Apple's App Store has crossed an important benchmark, jumping past 500,000 apps in the App Store when combining apps for the iPhone, iPod Touch, and iPad. That's according to Chomp, 148apps and Chillingo, which have put together an infographic of some of the milestones and trends on the way to that number.
The infographic pulls out some interesting data points about the progression of the App Store, particularly the price and makeup of the store's volume. Paid apps, for instance, account for 63 percent of the App Store's overall library, and average out at $3.64 an app. Altogether that would cost you $891,982.24 if you wanted to buy the entire library of paid apps.
Individual applications are also broken out for both news significance, and chart-topping prowess. That includes Rovio's Angry Birds, which has claimed the top spot in the paid apps category for a cumulative 275 days, followed distantly by The Moron Test, which held the spot for 38 days. Then there are titles like Texas Hold 'em, the first and only iOS game from Apple, which the infographic notes has not been updated in nearly two and a half years.
Applein 2008 alongside the release of the iPhone 3G, the company's second-generation handset. When the iPhone was first introduced, there was no software development kit for it, with Apple pushing developers to use the Web instead. Since launching, the App Store's gone on to bring developers more than a $2 billion in revenue, with Apple taking a 30 percent cut of each app sold.

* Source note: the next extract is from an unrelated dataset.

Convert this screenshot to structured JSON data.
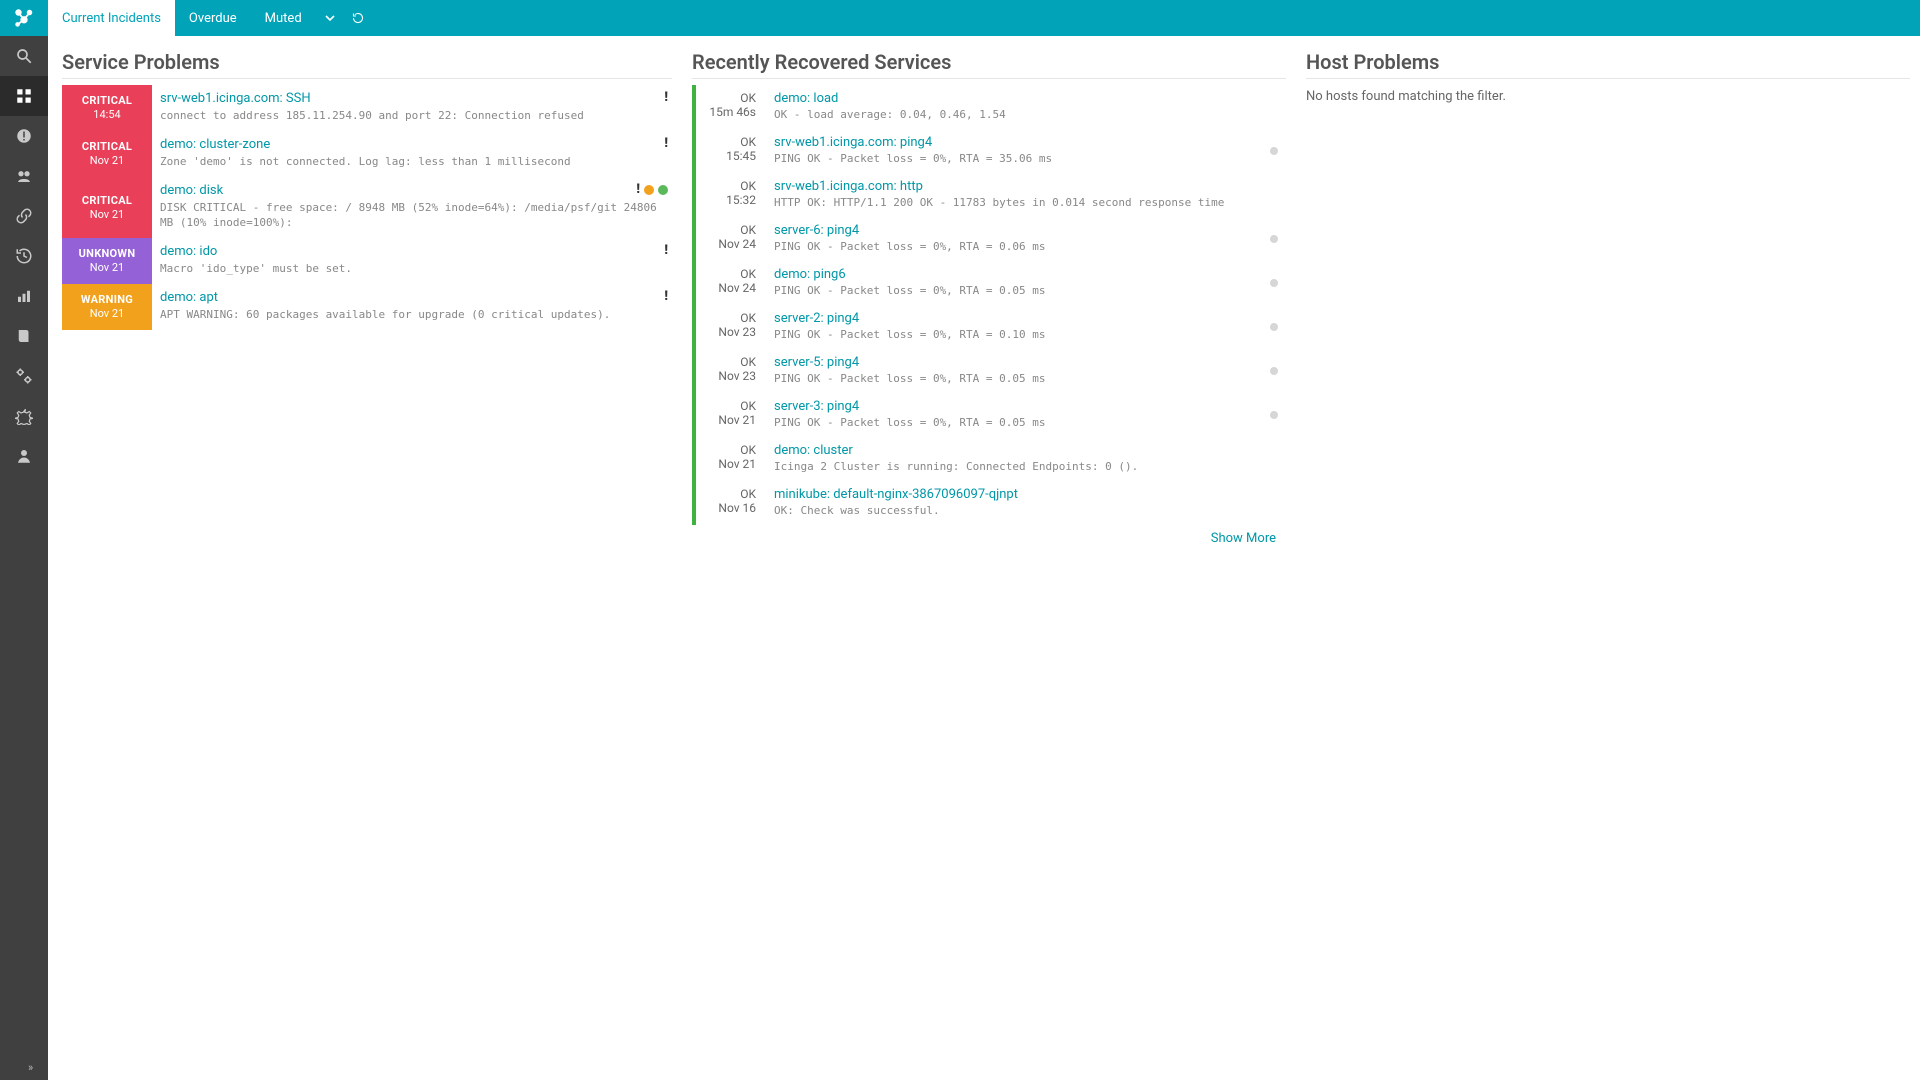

The road to 500,000 has been brisk. In January, Apple announced it was up to, meaning it's taken a little more than four months to tack on another 150,000. To put that in perspective, the jump from 10,000 to 100,000 early on in the store's lifetime took about a year. Competitor Microsoft this morning announced it had just reached 17,000 apps in its Windows Phone Marketplace, which opened up near the end of 2010.
Apple's lead in the battle over who has the biggest app volume could be nearing an end though. A report released by analytics firm Distimo near the end of April estimated thatin volume sometime in July. That estimate was made based on several months of growth tracking on multiple platforms. Android's split approach, allowing multiple application stores as well as the side-loading of applications, was singled out for opening up the possibility for those numbers to grow even faster than those of Apple, which must approve each application.
Apple has not yet made any official mention of hitting 500,000 apps, and AppShopper--another third-party app tracking service--says Apple is about 5,000 shy of that number. Apple is expected to provide more precise information about overall volume, and any changes at this year's Worldwide Developers Conference, which kicks off in a few weeks.